What unique roles do you see yourself as the artist playing that you may not have envisioned yourself in when you first started making art?
When I first started making art, I had never envisioned using myself as part of a piece. I was first introduced to visual 3-D art through ceramics and my love for the materials is still constant. However over time, I learned how to incorporate other materials and then ways of creating into my concepts. Recently I have started incorporating performance into my work. Personally, I think it is important to keep an open mind to trying new materials and mediums to revolve around the concept, and not vice versa.
When do you find is the best time of day to make art? Do you have time set aside every day, every week or do you just work whenever you can?
I am currently a graduate student, so I have to find time to make work around my other responsibilities of going to class, teaching class, studio duties, and other assistantship needs. I work best at night when there are less people and distractions around me. When I work, I typically have goals in mind of what I wish to achieve that day, and that time is usually after my day’s obligations.
How has your work changed in the last five years? How is it the same?
My work has always been focused around my personal memories and interactions. That concept will most likely be a constant in my work for as long as I am privileged to make art. My work has become more diverse in the ways that I produce my work. I was shy about incorporating myself previously, but I think that has opened up new doors in the way that I approach creating.

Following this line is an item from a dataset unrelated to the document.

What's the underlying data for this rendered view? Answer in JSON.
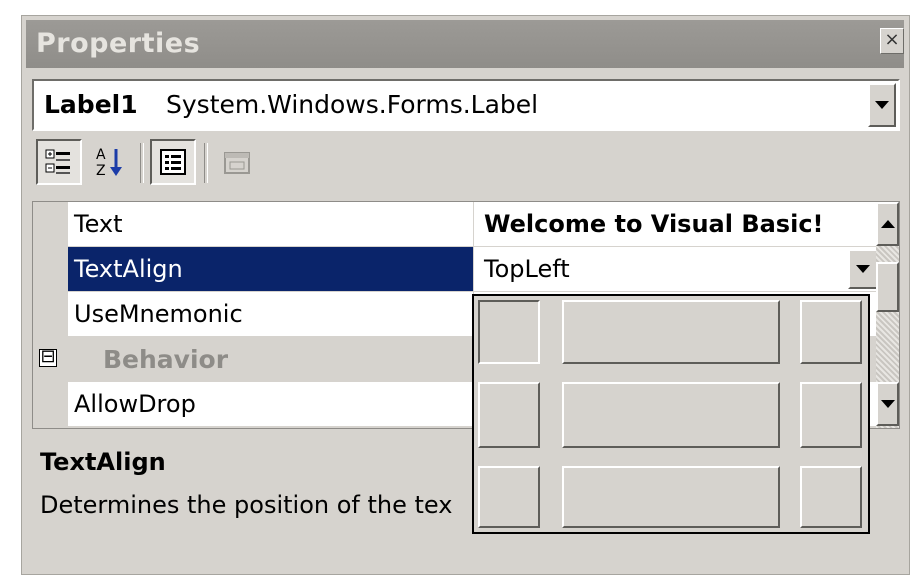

Are there people such as family, friends, writers, philosophers or even pop icons that have had an impact on the work you do?
My family and friends, and even people that I interact with at Lowes have an impact on my work. The work that I do is essentially a regurgitation of my previous, present, and sometimes future interactions.

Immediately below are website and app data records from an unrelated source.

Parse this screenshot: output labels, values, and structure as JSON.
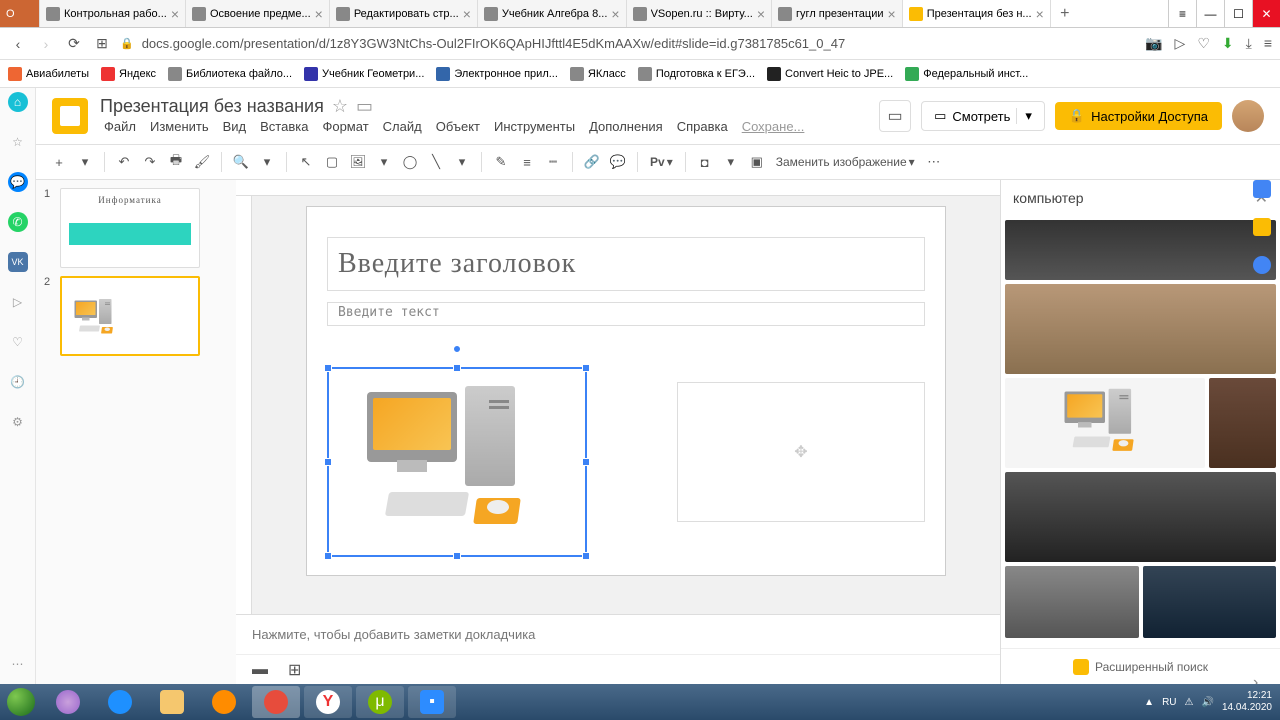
{
  "browser": {
    "tabs": [
      {
        "title": "Контрольная рабо..."
      },
      {
        "title": "Освоение предме..."
      },
      {
        "title": "Редактировать стр..."
      },
      {
        "title": "Учебник Алгебра 8..."
      },
      {
        "title": "VSopen.ru :: Вирту..."
      },
      {
        "title": "гугл презентации"
      },
      {
        "title": "Презентация без н..."
      }
    ],
    "url": "docs.google.com/presentation/d/1z8Y3GW3NtChs-Oul2FIrOK6QApHIJfttl4E5dKmAAXw/edit#slide=id.g7381785c61_0_47",
    "bookmarks": [
      "Авиабилеты",
      "Яндекс",
      "Библиотека файло...",
      "Учебник Геометри...",
      "Электронное прил...",
      "ЯКласс",
      "Подготовка к ЕГЭ...",
      "Convert Heic to JPE...",
      "Федеральный инст..."
    ]
  },
  "app": {
    "doc_title": "Презентация без названия",
    "menu": [
      "Файл",
      "Изменить",
      "Вид",
      "Вставка",
      "Формат",
      "Слайд",
      "Объект",
      "Инструменты",
      "Дополнения",
      "Справка"
    ],
    "saving": "Сохране...",
    "present": "Смотреть",
    "share": "Настройки Доступа"
  },
  "toolbar": {
    "replace_image": "Заменить изображение"
  },
  "slides": {
    "thumb1_title": "Информатика",
    "title_placeholder": "Введите заголовок",
    "text_placeholder": "Введите текст",
    "notes_placeholder": "Нажмите, чтобы добавить заметки докладчика"
  },
  "explore": {
    "query": "компьютер",
    "adv_search": "Расширенный поиск"
  },
  "taskbar": {
    "lang": "RU",
    "time": "12:21",
    "date": "14.04.2020"
  }
}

If you had an occupation outside of being an artist, what would that be and why?
I would be an archeologist without a doubt, but an archeologist like Indiana Jones where I get to travel, explore, find ancient relics, go on adventures, and have showdowns with villains.
Xia Zhang is a Chinese American artist who moved from Guangdong, China at a very young age. Growing up in suburban Maryland in an immigrant family heavily influences the work that she creates. Xia received her BA from Slippery Rock University of Pennsylvania and is currently working on her MFA at West Virginia University.
All images copyright of the artist and used with their permission.